Work order:
Without the pictures, write the listing out again exactly as it appears.

--- Input for this task Enclosed Below ---

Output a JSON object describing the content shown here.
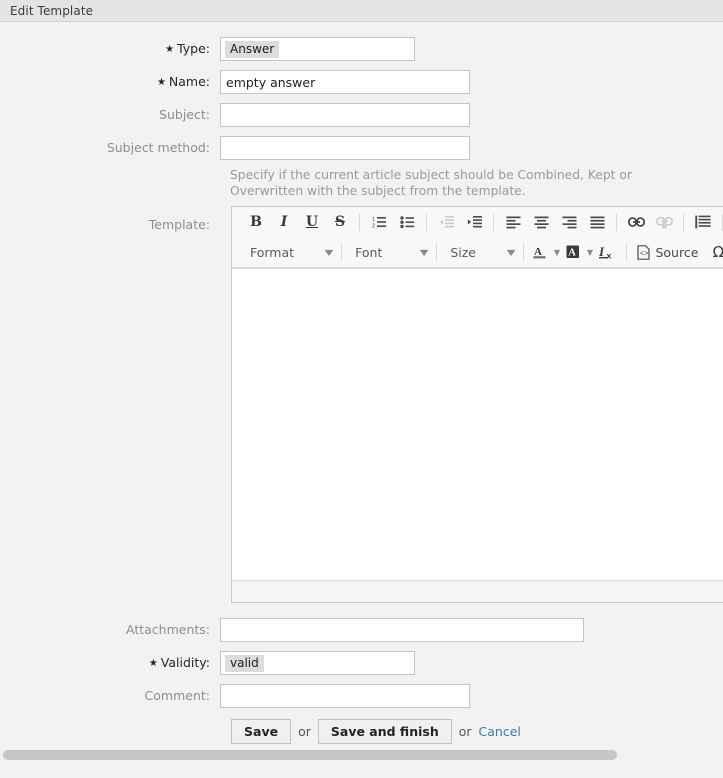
{
  "window": {
    "title": "Edit Template"
  },
  "form": {
    "type": {
      "label": "Type:",
      "required": true,
      "value": "Answer"
    },
    "name": {
      "label": "Name:",
      "required": true,
      "value": "empty answer",
      "placeholder": ""
    },
    "subject": {
      "label": "Subject:",
      "required": false,
      "value": "",
      "placeholder": ""
    },
    "subject_method": {
      "label": "Subject method:",
      "required": false,
      "value": "",
      "placeholder": "",
      "help": "Specify if the current article subject should be Combined, Kept or Overwritten with the subject from the template."
    },
    "template": {
      "label": "Template:"
    },
    "attachments": {
      "label": "Attachments:",
      "required": false,
      "value": "",
      "placeholder": ""
    },
    "validity": {
      "label": "Validity:",
      "required": true,
      "value": "valid"
    },
    "comment": {
      "label": "Comment:",
      "required": false,
      "value": "",
      "placeholder": ""
    }
  },
  "editor": {
    "toolbar_row1": [
      {
        "name": "bold",
        "glyph": "B",
        "enabled": true
      },
      {
        "name": "italic",
        "glyph": "I",
        "enabled": true
      },
      {
        "name": "underline",
        "glyph": "U",
        "enabled": true
      },
      {
        "name": "strikethrough",
        "glyph": "S",
        "enabled": true
      },
      {
        "name": "numbered-list",
        "enabled": true
      },
      {
        "name": "bulleted-list",
        "enabled": true
      },
      {
        "name": "outdent",
        "enabled": false
      },
      {
        "name": "indent",
        "enabled": true
      },
      {
        "name": "align-left",
        "enabled": true
      },
      {
        "name": "align-center",
        "enabled": true
      },
      {
        "name": "align-right",
        "enabled": true
      },
      {
        "name": "align-justify",
        "enabled": true
      },
      {
        "name": "link",
        "enabled": true
      },
      {
        "name": "unlink",
        "enabled": false
      },
      {
        "name": "blockquote",
        "enabled": true
      },
      {
        "name": "undo",
        "enabled": true
      }
    ],
    "format_label": "Format",
    "font_label": "Font",
    "size_label": "Size",
    "text_color_label": "A",
    "bg_color_label": "A",
    "remove_format_label": "I",
    "source_label": "Source",
    "special_char_label": "Ω",
    "content": ""
  },
  "actions": {
    "save": "Save",
    "or_1": "or",
    "save_and_finish": "Save and finish",
    "or_2": "or",
    "cancel": "Cancel"
  }
}
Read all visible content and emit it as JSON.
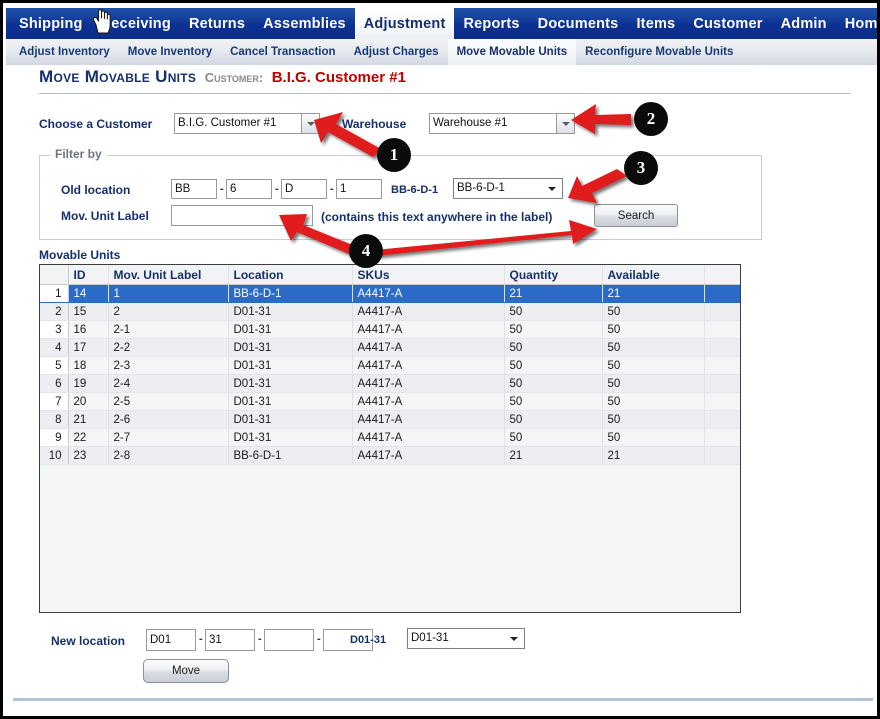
{
  "window": {
    "main_nav": [
      {
        "label": "Shipping",
        "active": false
      },
      {
        "label": "Receiving",
        "active": false
      },
      {
        "label": "Returns",
        "active": false
      },
      {
        "label": "Assemblies",
        "active": false
      },
      {
        "label": "Adjustment",
        "active": true
      },
      {
        "label": "Reports",
        "active": false
      },
      {
        "label": "Documents",
        "active": false
      },
      {
        "label": "Items",
        "active": false
      },
      {
        "label": "Customer",
        "active": false
      },
      {
        "label": "Admin",
        "active": false
      },
      {
        "label": "Home",
        "active": false
      }
    ],
    "sub_nav": [
      {
        "label": "Adjust Inventory",
        "active": false
      },
      {
        "label": "Move Inventory",
        "active": false
      },
      {
        "label": "Cancel Transaction",
        "active": false
      },
      {
        "label": "Adjust Charges",
        "active": false
      },
      {
        "label": "Move Movable Units",
        "active": true
      },
      {
        "label": "Reconfigure Movable Units",
        "active": false
      }
    ],
    "nav_colors": {
      "main_nav_bg": "#0d3192",
      "main_nav_text": "#ffffff",
      "active_tab_bg": "#ffffff",
      "active_tab_text": "#16306e",
      "sub_nav_text": "#173a78"
    }
  },
  "page": {
    "title": "Move Movable Units",
    "customer_label": "Customer:",
    "customer_value": "B.I.G. Customer #1",
    "title_color": "#16306e",
    "customer_value_color": "#c00000"
  },
  "customer_row": {
    "choose_customer_label": "Choose a Customer",
    "customer_select_value": "B.I.G. Customer #1",
    "warehouse_label": "Warehouse",
    "warehouse_select_value": "Warehouse #1"
  },
  "filter": {
    "legend": "Filter by",
    "old_location_label": "Old location",
    "old_location_parts": [
      "BB",
      "6",
      "D",
      "1"
    ],
    "old_location_separator": "-",
    "old_location_code": "BB-6-D-1",
    "old_location_select_value": "BB-6-D-1",
    "mov_unit_label": "Mov. Unit Label",
    "mov_unit_value": "",
    "mov_unit_placeholder": "",
    "hint": "(contains this text anywhere in the label)",
    "search_button": "Search"
  },
  "grid": {
    "caption": "Movable Units",
    "columns": [
      "",
      "ID",
      "Mov. Unit Label",
      "Location",
      "SKUs",
      "Quantity",
      "Available",
      ""
    ],
    "rows": [
      {
        "n": "1",
        "id": "14",
        "label": "1",
        "location": "BB-6-D-1",
        "skus": "A4417-A",
        "quantity": "21",
        "available": "21",
        "selected": true
      },
      {
        "n": "2",
        "id": "15",
        "label": "2",
        "location": "D01-31",
        "skus": "A4417-A",
        "quantity": "50",
        "available": "50",
        "selected": false
      },
      {
        "n": "3",
        "id": "16",
        "label": "2-1",
        "location": "D01-31",
        "skus": "A4417-A",
        "quantity": "50",
        "available": "50",
        "selected": false
      },
      {
        "n": "4",
        "id": "17",
        "label": "2-2",
        "location": "D01-31",
        "skus": "A4417-A",
        "quantity": "50",
        "available": "50",
        "selected": false
      },
      {
        "n": "5",
        "id": "18",
        "label": "2-3",
        "location": "D01-31",
        "skus": "A4417-A",
        "quantity": "50",
        "available": "50",
        "selected": false
      },
      {
        "n": "6",
        "id": "19",
        "label": "2-4",
        "location": "D01-31",
        "skus": "A4417-A",
        "quantity": "50",
        "available": "50",
        "selected": false
      },
      {
        "n": "7",
        "id": "20",
        "label": "2-5",
        "location": "D01-31",
        "skus": "A4417-A",
        "quantity": "50",
        "available": "50",
        "selected": false
      },
      {
        "n": "8",
        "id": "21",
        "label": "2-6",
        "location": "D01-31",
        "skus": "A4417-A",
        "quantity": "50",
        "available": "50",
        "selected": false
      },
      {
        "n": "9",
        "id": "22",
        "label": "2-7",
        "location": "D01-31",
        "skus": "A4417-A",
        "quantity": "50",
        "available": "50",
        "selected": false
      },
      {
        "n": "10",
        "id": "23",
        "label": "2-8",
        "location": "BB-6-D-1",
        "skus": "A4417-A",
        "quantity": "21",
        "available": "21",
        "selected": false
      }
    ],
    "selected_row_color": "#2a6ac8"
  },
  "new_location": {
    "label": "New location",
    "parts": [
      "D01",
      "31",
      "",
      ""
    ],
    "separator": "-",
    "code": "D01-31",
    "select_value": "D01-31",
    "move_button": "Move"
  },
  "annotations": {
    "color": "#e01b1b",
    "items": [
      {
        "number": "1"
      },
      {
        "number": "2"
      },
      {
        "number": "3"
      },
      {
        "number": "4"
      }
    ]
  }
}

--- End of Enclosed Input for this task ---

Answer section:
Output a JSON object describing the content shown here.
{
  "window": {
    "title": "Edit Template"
  },
  "form": {
    "type": {
      "label": "Type:",
      "required": true,
      "value": "Answer"
    },
    "name": {
      "label": "Name:",
      "required": true,
      "value": "empty answer",
      "placeholder": ""
    },
    "subject": {
      "label": "Subject:",
      "required": false,
      "value": "",
      "placeholder": ""
    },
    "subject_method": {
      "label": "Subject method:",
      "required": false,
      "value": "",
      "placeholder": "",
      "help": "Specify if the current article subject should be Combined, Kept or Overwritten with the subject from the template."
    },
    "template": {
      "label": "Template:"
    },
    "attachments": {
      "label": "Attachments:",
      "required": false,
      "value": "",
      "placeholder": ""
    },
    "validity": {
      "label": "Validity:",
      "required": true,
      "value": "valid"
    },
    "comment": {
      "label": "Comment:",
      "required": false,
      "value": "",
      "placeholder": ""
    }
  },
  "editor": {
    "toolbar_row1": [
      {
        "name": "bold",
        "glyph": "B",
        "enabled": true
      },
      {
        "name": "italic",
        "glyph": "I",
        "enabled": true
      },
      {
        "name": "underline",
        "glyph": "U",
        "enabled": true
      },
      {
        "name": "strikethrough",
        "glyph": "S",
        "enabled": true
      },
      {
        "name": "numbered-list",
        "enabled": true
      },
      {
        "name": "bulleted-list",
        "enabled": true
      },
      {
        "name": "outdent",
        "enabled": false
      },
      {
        "name": "indent",
        "enabled": true
      },
      {
        "name": "align-left",
        "enabled": true
      },
      {
        "name": "align-center",
        "enabled": true
      },
      {
        "name": "align-right",
        "enabled": true
      },
      {
        "name": "align-justify",
        "enabled": true
      },
      {
        "name": "link",
        "enabled": true
      },
      {
        "name": "unlink",
        "enabled": false
      },
      {
        "name": "blockquote",
        "enabled": true
      },
      {
        "name": "undo",
        "enabled": true
      }
    ],
    "format_label": "Format",
    "font_label": "Font",
    "size_label": "Size",
    "text_color_label": "A",
    "bg_color_label": "A",
    "remove_format_label": "I",
    "source_label": "Source",
    "special_char_label": "Ω",
    "content": ""
  },
  "actions": {
    "save": "Save",
    "or_1": "or",
    "save_and_finish": "Save and finish",
    "or_2": "or",
    "cancel": "Cancel"
  }
}
Read all visible content and emit it as JSON.
{
  "window": {
    "main_nav": [
      {
        "label": "Shipping",
        "active": false
      },
      {
        "label": "Receiving",
        "active": false
      },
      {
        "label": "Returns",
        "active": false
      },
      {
        "label": "Assemblies",
        "active": false
      },
      {
        "label": "Adjustment",
        "active": true
      },
      {
        "label": "Reports",
        "active": false
      },
      {
        "label": "Documents",
        "active": false
      },
      {
        "label": "Items",
        "active": false
      },
      {
        "label": "Customer",
        "active": false
      },
      {
        "label": "Admin",
        "active": false
      },
      {
        "label": "Home",
        "active": false
      }
    ],
    "sub_nav": [
      {
        "label": "Adjust Inventory",
        "active": false
      },
      {
        "label": "Move Inventory",
        "active": false
      },
      {
        "label": "Cancel Transaction",
        "active": false
      },
      {
        "label": "Adjust Charges",
        "active": false
      },
      {
        "label": "Move Movable Units",
        "active": true
      },
      {
        "label": "Reconfigure Movable Units",
        "active": false
      }
    ],
    "nav_colors": {
      "main_nav_bg": "#0d3192",
      "main_nav_text": "#ffffff",
      "active_tab_bg": "#ffffff",
      "active_tab_text": "#16306e",
      "sub_nav_text": "#173a78"
    }
  },
  "page": {
    "title": "Move Movable Units",
    "customer_label": "Customer:",
    "customer_value": "B.I.G. Customer #1",
    "title_color": "#16306e",
    "customer_value_color": "#c00000"
  },
  "customer_row": {
    "choose_customer_label": "Choose a Customer",
    "customer_select_value": "B.I.G. Customer #1",
    "warehouse_label": "Warehouse",
    "warehouse_select_value": "Warehouse #1"
  },
  "filter": {
    "legend": "Filter by",
    "old_location_label": "Old location",
    "old_location_parts": [
      "BB",
      "6",
      "D",
      "1"
    ],
    "old_location_separator": "-",
    "old_location_code": "BB-6-D-1",
    "old_location_select_value": "BB-6-D-1",
    "mov_unit_label": "Mov. Unit Label",
    "mov_unit_value": "",
    "mov_unit_placeholder": "",
    "hint": "(contains this text anywhere in the label)",
    "search_button": "Search"
  },
  "grid": {
    "caption": "Movable Units",
    "columns": [
      "",
      "ID",
      "Mov. Unit Label",
      "Location",
      "SKUs",
      "Quantity",
      "Available",
      ""
    ],
    "rows": [
      {
        "n": "1",
        "id": "14",
        "label": "1",
        "location": "BB-6-D-1",
        "skus": "A4417-A",
        "quantity": "21",
        "available": "21",
        "selected": true
      },
      {
        "n": "2",
        "id": "15",
        "label": "2",
        "location": "D01-31",
        "skus": "A4417-A",
        "quantity": "50",
        "available": "50",
        "selected": false
      },
      {
        "n": "3",
        "id": "16",
        "label": "2-1",
        "location": "D01-31",
        "skus": "A4417-A",
        "quantity": "50",
        "available": "50",
        "selected": false
      },
      {
        "n": "4",
        "id": "17",
        "label": "2-2",
        "location": "D01-31",
        "skus": "A4417-A",
        "quantity": "50",
        "available": "50",
        "selected": false
      },
      {
        "n": "5",
        "id": "18",
        "label": "2-3",
        "location": "D01-31",
        "skus": "A4417-A",
        "quantity": "50",
        "available": "50",
        "selected": false
      },
      {
        "n": "6",
        "id": "19",
        "label": "2-4",
        "location": "D01-31",
        "skus": "A4417-A",
        "quantity": "50",
        "available": "50",
        "selected": false
      },
      {
        "n": "7",
        "id": "20",
        "label": "2-5",
        "location": "D01-31",
        "skus": "A4417-A",
        "quantity": "50",
        "available": "50",
        "selected": false
      },
      {
        "n": "8",
        "id": "21",
        "label": "2-6",
        "location": "D01-31",
        "skus": "A4417-A",
        "quantity": "50",
        "available": "50",
        "selected": false
      },
      {
        "n": "9",
        "id": "22",
        "label": "2-7",
        "location": "D01-31",
        "skus": "A4417-A",
        "quantity": "50",
        "available": "50",
        "selected": false
      },
      {
        "n": "10",
        "id": "23",
        "label": "2-8",
        "location": "BB-6-D-1",
        "skus": "A4417-A",
        "quantity": "21",
        "available": "21",
        "selected": false
      }
    ],
    "selected_row_color": "#2a6ac8"
  },
  "new_location": {
    "label": "New location",
    "parts": [
      "D01",
      "31",
      "",
      ""
    ],
    "separator": "-",
    "code": "D01-31",
    "select_value": "D01-31",
    "move_button": "Move"
  },
  "annotations": {
    "color": "#e01b1b",
    "items": [
      {
        "number": "1"
      },
      {
        "number": "2"
      },
      {
        "number": "3"
      },
      {
        "number": "4"
      }
    ]
  }
}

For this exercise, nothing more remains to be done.